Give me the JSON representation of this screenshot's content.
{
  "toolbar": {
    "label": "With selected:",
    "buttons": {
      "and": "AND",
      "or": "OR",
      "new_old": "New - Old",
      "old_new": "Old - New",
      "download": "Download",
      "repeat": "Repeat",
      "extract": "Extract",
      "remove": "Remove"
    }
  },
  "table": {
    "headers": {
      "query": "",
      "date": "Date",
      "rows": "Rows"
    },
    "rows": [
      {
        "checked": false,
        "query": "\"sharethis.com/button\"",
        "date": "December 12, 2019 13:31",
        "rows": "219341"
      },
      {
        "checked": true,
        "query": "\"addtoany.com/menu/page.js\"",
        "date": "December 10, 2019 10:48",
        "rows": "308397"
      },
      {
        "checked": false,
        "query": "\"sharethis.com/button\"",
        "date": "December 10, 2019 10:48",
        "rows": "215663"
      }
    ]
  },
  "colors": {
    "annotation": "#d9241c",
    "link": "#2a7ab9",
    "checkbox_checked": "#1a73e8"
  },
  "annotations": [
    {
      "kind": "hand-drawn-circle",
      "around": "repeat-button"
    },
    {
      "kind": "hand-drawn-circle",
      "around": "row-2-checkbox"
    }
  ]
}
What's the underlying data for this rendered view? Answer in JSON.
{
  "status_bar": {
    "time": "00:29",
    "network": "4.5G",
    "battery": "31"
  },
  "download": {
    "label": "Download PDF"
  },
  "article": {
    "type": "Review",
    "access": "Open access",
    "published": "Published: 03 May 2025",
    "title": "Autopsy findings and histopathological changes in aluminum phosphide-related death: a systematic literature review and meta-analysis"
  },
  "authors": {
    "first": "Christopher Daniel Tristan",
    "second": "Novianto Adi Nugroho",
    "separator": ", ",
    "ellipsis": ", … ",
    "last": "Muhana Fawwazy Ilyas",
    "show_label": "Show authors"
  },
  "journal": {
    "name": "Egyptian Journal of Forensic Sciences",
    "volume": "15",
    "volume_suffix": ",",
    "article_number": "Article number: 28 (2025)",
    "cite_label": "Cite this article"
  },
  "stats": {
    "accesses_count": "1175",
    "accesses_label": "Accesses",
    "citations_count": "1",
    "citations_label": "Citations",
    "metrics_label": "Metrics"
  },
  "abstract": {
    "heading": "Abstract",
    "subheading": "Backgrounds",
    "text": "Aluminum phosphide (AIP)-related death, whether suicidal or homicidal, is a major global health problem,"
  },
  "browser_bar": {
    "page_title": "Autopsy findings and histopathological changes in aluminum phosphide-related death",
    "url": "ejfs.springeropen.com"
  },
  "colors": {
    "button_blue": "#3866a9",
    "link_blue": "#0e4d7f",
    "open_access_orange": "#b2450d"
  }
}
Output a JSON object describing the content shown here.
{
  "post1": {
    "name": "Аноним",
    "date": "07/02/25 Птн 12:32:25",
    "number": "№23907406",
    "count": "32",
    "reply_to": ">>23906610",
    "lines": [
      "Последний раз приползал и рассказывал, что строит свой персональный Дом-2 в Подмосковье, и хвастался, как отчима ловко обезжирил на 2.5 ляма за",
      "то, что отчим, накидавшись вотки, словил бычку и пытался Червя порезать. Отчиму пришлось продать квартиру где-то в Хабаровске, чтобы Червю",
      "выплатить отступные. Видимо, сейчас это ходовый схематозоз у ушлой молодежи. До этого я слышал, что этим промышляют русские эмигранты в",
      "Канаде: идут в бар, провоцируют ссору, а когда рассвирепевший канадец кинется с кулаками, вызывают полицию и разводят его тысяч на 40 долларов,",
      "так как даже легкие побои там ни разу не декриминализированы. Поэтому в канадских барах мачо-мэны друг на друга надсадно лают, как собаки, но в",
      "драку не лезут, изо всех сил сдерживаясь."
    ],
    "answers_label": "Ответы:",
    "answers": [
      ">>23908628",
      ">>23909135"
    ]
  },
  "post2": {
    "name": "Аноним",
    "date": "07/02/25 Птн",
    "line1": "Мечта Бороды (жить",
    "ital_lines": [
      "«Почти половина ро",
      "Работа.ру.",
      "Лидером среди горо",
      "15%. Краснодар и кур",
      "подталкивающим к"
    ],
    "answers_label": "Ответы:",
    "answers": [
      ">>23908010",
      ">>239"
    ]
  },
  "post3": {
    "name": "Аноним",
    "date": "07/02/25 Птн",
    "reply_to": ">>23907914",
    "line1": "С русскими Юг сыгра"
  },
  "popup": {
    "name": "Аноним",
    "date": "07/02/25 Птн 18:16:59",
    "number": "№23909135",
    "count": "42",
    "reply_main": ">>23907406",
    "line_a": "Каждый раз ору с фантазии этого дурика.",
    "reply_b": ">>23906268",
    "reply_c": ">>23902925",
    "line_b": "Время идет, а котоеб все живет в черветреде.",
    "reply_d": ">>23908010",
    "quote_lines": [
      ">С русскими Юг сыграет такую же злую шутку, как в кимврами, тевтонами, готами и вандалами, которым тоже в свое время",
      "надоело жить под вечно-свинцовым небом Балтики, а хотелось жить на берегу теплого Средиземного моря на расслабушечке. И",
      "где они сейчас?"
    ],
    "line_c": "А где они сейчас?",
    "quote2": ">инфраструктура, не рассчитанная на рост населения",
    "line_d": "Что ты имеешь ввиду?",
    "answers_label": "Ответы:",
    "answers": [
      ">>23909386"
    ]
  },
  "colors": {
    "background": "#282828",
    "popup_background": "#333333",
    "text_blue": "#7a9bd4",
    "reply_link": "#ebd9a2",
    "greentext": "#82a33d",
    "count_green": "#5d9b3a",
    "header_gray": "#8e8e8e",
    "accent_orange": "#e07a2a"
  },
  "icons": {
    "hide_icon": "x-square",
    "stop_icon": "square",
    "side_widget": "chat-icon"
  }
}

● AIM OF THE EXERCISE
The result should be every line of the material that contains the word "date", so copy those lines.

● RESULT FOR THIS TASK
      "date": "Date",
        "date": "December 12, 2019 13:31",
        "date": "December 10, 2019 10:48",
        "date": "December 10, 2019 10:48",
    "date": "07/02/25 Птн 12:32:25",
    "date": "07/02/25 Птн",
    "date": "07/02/25 Птн",
    "date": "07/02/25 Птн 18:16:59",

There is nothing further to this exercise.